- It may seem like a distant memory at this point, but January of 2012 saw the highest gas prices ever recorded for the start of a new year. The reason? Well that depends on who you ask. Some claimed it was caused by signs of an “economic recovery.” Others blamed escalating tensions with Iran and others accused increasing global demand. Reading this Jan. 16, 2012 CNN article, it appears to be pretty clear that nearly anything can be (and was) blamed for high prices.
- If January wasn’t bad enough for families trying to get by on a budget, February was even worse. Gas prices spiked 8 percent, but at least this time the media seemed to have a culprit to pin the increase on – Iran. Well, sort of. Analysts still blamed refinery issues, increased demand and all the usual suspects, but were putting increased emphasis on tensions with Iran.
- Were you unfortunate enough to live in or drive your car through California during March or October of this year? If so, you may have been the victim of an illegal price-fixing collusion scheme by oil companies that resulted in record-high gas prices.
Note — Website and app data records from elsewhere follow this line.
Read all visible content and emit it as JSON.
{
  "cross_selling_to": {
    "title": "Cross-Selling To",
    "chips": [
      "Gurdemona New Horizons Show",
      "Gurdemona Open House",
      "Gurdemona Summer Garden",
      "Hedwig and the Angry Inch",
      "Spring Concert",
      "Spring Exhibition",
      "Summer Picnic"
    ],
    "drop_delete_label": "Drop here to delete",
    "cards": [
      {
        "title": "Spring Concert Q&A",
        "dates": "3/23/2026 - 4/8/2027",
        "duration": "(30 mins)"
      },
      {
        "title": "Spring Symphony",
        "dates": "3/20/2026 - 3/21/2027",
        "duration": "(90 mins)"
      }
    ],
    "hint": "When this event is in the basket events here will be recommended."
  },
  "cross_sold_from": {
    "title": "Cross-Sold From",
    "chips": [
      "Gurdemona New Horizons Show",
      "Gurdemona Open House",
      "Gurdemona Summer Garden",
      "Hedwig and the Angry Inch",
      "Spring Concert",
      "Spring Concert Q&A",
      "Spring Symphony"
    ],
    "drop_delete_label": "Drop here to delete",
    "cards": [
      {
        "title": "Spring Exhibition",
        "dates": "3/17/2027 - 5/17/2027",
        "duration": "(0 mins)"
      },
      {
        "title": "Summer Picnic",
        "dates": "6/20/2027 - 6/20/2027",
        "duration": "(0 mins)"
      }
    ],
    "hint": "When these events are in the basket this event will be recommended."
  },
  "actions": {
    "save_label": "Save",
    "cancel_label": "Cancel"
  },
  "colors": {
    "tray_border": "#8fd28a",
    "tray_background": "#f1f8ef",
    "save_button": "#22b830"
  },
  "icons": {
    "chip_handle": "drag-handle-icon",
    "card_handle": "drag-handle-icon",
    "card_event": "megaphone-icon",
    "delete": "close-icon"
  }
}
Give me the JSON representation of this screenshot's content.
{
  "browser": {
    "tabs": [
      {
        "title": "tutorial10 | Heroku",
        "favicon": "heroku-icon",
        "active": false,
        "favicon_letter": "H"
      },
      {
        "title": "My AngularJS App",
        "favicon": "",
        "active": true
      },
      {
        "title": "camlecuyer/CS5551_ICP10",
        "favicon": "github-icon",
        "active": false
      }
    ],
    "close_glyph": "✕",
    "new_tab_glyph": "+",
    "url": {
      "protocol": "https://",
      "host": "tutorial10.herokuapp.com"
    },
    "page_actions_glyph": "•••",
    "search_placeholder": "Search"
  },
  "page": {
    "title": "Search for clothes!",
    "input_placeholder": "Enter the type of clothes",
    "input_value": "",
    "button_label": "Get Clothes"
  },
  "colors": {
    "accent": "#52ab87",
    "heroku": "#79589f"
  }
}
In some cases, prices were rising so fast that station owners stopped buying new gas from oil companies, out of the fear that they wouldn’t be able to sell the fuel to customers at an outrageous price of $5 a gallon.
- But just because you weren’t in California doesn’t mean you missed that gas-price-spike phenomenon. The country’s largest metropolitan area, New York City, and its surrounding environs, including Long Island and nearly the entire states of New Jersey and Connecticut, suffered from steep fuel price spikes as a result of Hurricane Sandy.
- If you took a summer road trip, you may not have been so happy either. July 2012 saw the largest gas price increase in at least a dozen years. Wedged between Memorial Day and Labor Day, it’s rare to see such price increases for a month when many people are on vacation, therefore not commuting to work on a daily basis. At least this time analysts seemed to be in agreement on who to blame – ourselves, for driving too much.
- Another first for high gas prices was achieved this year – the most expensive September ever. Even though drivers were told to expect lower prices after Labor Day, as is usually the case, Hurricane Isaac provided the perfect excuse to keep gas prices high.
While 2011 currently holds the title for the most expensive year ever for gas prices, there is still just over a week left in 2012. Considering all that we’ve endured at the pump this year, and the increasing amount of excuses we hear to justify making us empty our wallets in order to fill up our tanks, we may have a new winner.+